==== Extracted data ====

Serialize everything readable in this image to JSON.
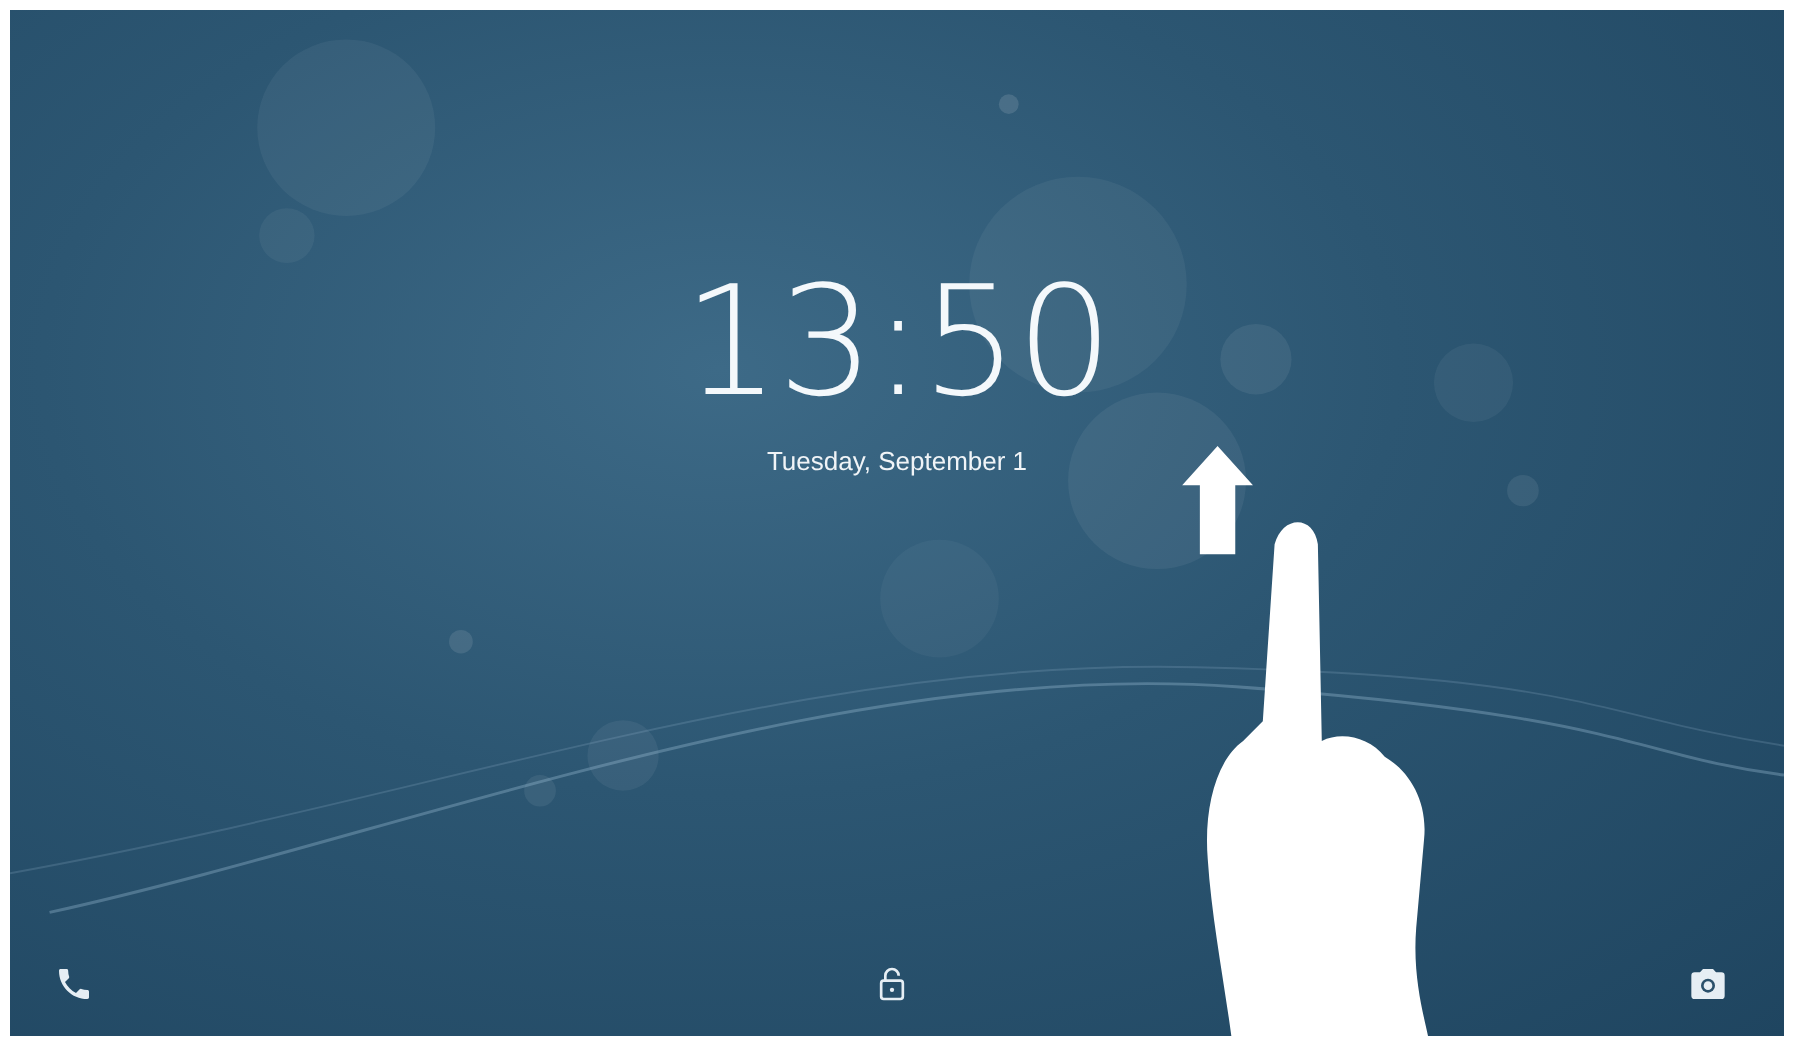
{
  "lock_screen": {
    "clock": "13:50",
    "date": "Tuesday, September 1"
  },
  "bottom_bar": {
    "shortcuts": [
      {
        "kind": "phone"
      },
      {
        "kind": "lock"
      },
      {
        "kind": "camera"
      }
    ]
  }
}
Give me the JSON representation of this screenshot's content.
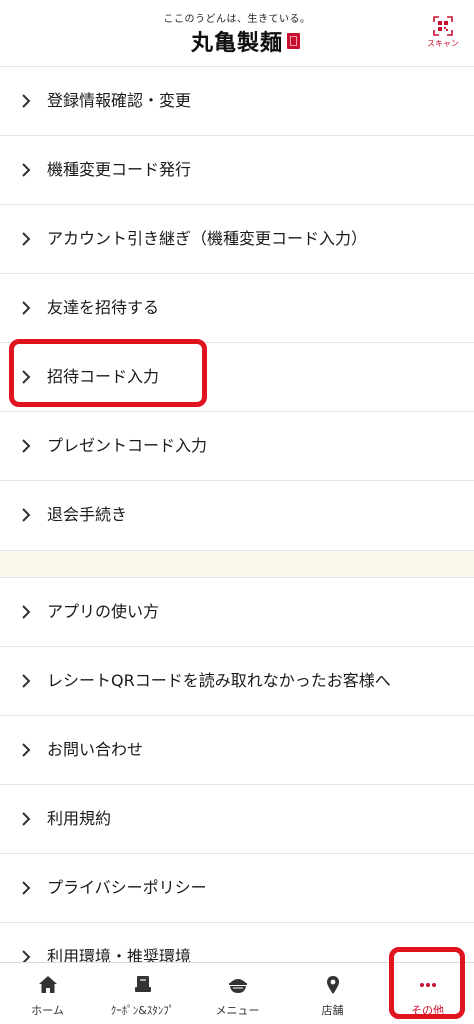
{
  "header": {
    "tagline": "ここのうどんは、生きている。",
    "logo": "丸亀製麺",
    "scan_label": "スキャン"
  },
  "menu": {
    "items": [
      {
        "label": "登録情報確認・変更"
      },
      {
        "label": "機種変更コード発行"
      },
      {
        "label": "アカウント引き継ぎ（機種変更コード入力）"
      },
      {
        "label": "友達を招待する"
      },
      {
        "label": "招待コード入力"
      },
      {
        "label": "プレゼントコード入力"
      },
      {
        "label": "退会手続き"
      },
      {
        "label": "アプリの使い方"
      },
      {
        "label": "レシートQRコードを読み取れなかったお客様へ"
      },
      {
        "label": "お問い合わせ"
      },
      {
        "label": "利用規約"
      },
      {
        "label": "プライバシーポリシー"
      },
      {
        "label": "利用環境・推奨環境"
      }
    ]
  },
  "tabbar": {
    "tabs": [
      {
        "label": "ホーム",
        "icon": "home-icon"
      },
      {
        "label": "ｸｰﾎﾟﾝ&ｽﾀﾝﾌﾟ",
        "icon": "coupon-icon"
      },
      {
        "label": "メニュー",
        "icon": "bowl-icon"
      },
      {
        "label": "店舗",
        "icon": "map-pin-icon"
      },
      {
        "label": "その他",
        "icon": "more-dots-icon",
        "active": true
      }
    ]
  },
  "colors": {
    "brand_red": "#c8102e",
    "highlight_red": "#e0141e",
    "section_bg": "#faf6ea"
  }
}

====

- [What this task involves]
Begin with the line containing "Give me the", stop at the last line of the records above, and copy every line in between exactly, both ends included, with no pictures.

- [Result of the task]
Give me the JSON representation of this screenshot's content.
{
  "header": {
    "tagline": "ここのうどんは、生きている。",
    "logo": "丸亀製麺",
    "scan_label": "スキャン"
  },
  "menu": {
    "items": [
      {
        "label": "登録情報確認・変更"
      },
      {
        "label": "機種変更コード発行"
      },
      {
        "label": "アカウント引き継ぎ（機種変更コード入力）"
      },
      {
        "label": "友達を招待する"
      },
      {
        "label": "招待コード入力"
      },
      {
        "label": "プレゼントコード入力"
      },
      {
        "label": "退会手続き"
      },
      {
        "label": "アプリの使い方"
      },
      {
        "label": "レシートQRコードを読み取れなかったお客様へ"
      },
      {
        "label": "お問い合わせ"
      },
      {
        "label": "利用規約"
      },
      {
        "label": "プライバシーポリシー"
      },
      {
        "label": "利用環境・推奨環境"
      }
    ]
  },
  "tabbar": {
    "tabs": [
      {
        "label": "ホーム",
        "icon": "home-icon"
      },
      {
        "label": "ｸｰﾎﾟﾝ&ｽﾀﾝﾌﾟ",
        "icon": "coupon-icon"
      },
      {
        "label": "メニュー",
        "icon": "bowl-icon"
      },
      {
        "label": "店舗",
        "icon": "map-pin-icon"
      },
      {
        "label": "その他",
        "icon": "more-dots-icon",
        "active": true
      }
    ]
  },
  "colors": {
    "brand_red": "#c8102e",
    "highlight_red": "#e0141e",
    "section_bg": "#faf6ea"
  }
}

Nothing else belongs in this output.